In a day and age when a player can cook an opponent and the move be circulated around social media minutes later, it’s a shame for hoop heads that Nick Van Exel is not still playing in the League.
He was always ahead of his time.
After Magic Johnson retired, and the revolutionary Showtime era was officially over with, the Lakers selected Van Exel out of the University of Cincinnati in the second round (37th overall) of the 1993 draft. The 6-1 lefty had just guided the Bearcats to a Final Four, so it didn’t take him long to bring a winning pedigree to the League.
But Nick the Quick brought a lot more than dubs, even though it only took him until his second year to help get the Lakers back in the postseason.

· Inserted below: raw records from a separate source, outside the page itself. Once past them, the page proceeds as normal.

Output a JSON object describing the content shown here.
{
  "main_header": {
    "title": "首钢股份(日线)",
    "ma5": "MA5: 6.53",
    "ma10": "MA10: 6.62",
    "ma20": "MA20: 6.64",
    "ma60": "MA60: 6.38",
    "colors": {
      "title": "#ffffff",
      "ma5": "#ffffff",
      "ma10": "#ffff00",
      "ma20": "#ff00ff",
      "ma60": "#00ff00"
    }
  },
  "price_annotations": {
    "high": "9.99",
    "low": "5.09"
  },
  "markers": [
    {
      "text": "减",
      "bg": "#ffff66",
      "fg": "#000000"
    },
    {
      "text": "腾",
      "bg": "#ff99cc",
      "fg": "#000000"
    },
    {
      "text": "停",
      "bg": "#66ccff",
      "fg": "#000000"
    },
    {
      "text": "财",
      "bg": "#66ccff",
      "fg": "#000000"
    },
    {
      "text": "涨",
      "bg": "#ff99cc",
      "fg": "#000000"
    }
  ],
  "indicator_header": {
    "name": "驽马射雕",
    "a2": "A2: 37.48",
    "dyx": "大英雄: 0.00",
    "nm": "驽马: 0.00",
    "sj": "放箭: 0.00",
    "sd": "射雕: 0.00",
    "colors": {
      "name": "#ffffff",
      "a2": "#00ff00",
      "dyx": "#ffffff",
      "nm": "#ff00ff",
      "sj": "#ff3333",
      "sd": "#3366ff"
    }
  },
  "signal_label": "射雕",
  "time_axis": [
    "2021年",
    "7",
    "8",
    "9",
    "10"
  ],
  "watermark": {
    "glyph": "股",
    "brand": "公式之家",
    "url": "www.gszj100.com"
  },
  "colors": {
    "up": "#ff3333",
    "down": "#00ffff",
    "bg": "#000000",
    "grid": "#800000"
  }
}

Playing in an era defined by classic one-through-five position labels, Van Exel may have been the size of a prototypical point guard, but his game should not be defined as such. Setting open teammates up with a pocket pass or a flashy no-look dime was a big part of what made him great, yet his creativity with the ball in his hands made him one of a kind.
An electric scorer who could finish above the rim just as easily as he could shake someone down and pull up from 25-feet, Van Exel often shadowboxed his way down court after a highlight play. Throughout his 13 years in the NBA, another Van Exel signature was his unorthodox approach to free-throws – standing about two feet behind the line.
Van Exel appeared in one All-Star game (1998) before getting traded to Denver the ensuing offseason. He also played in Dallas, San Antonio, Portland, and Golden State prior to hanging up his sneakers.
For most of his career, Van Exel had a penchant for big time scoring outputs in the postseason, as well as a flair for the dramatic with a handful of game-winners on his resume.
As father time started to diminish some of his athleticism, Van Exel found plenty of success posting dudes up while remaining a threat from downtown. Simply put, there wasn’t anything Nick The Quick couldn’t do offensively, posting career numbers of 14.4 points and 6.6 assists.
Since retiring in 2006, Van Exel has been making his way up the coaching ranks. His first stop was at Texas Southern, then he landed assistant gigs with the Atlanta Hawks and Milwaukee Bucks. He was the head coach of the G-League’s Texas Legends in 2015, and has been an assistant for the Memphis Grizzlies ever since.
For kids who grew up in the Midwest during the early and mid 1990s, before the AAU boom, the program Small Fry was the circuit for serious hoopers aged 9-14. Small Fry’s prized alumni they sold to kids coming up? Nick Van Exel (Kenosha Small Fry).
For a dude who only made one All-Star game, didn’t win a title and most likely won’t be inducted into the Hall of Fame, he’s got current NBA players rocking his jersey and constantly sharing his highlights.
— LeBron James (@KingJames) April 5, 2018
As the game has evolved and all these combo guards have come into – and flourished – in the League, we still haven’t seen one who has got Nick Van Exel’s game. Some might be lefties with a cannon, some might rock a headband, but there won’t be another Nick The Quick. It doesn’t get much more legendary than that.
Danny Hazan is a contributor to SLAM. Follow him on Twitter @groovedh.
Photos via Getty.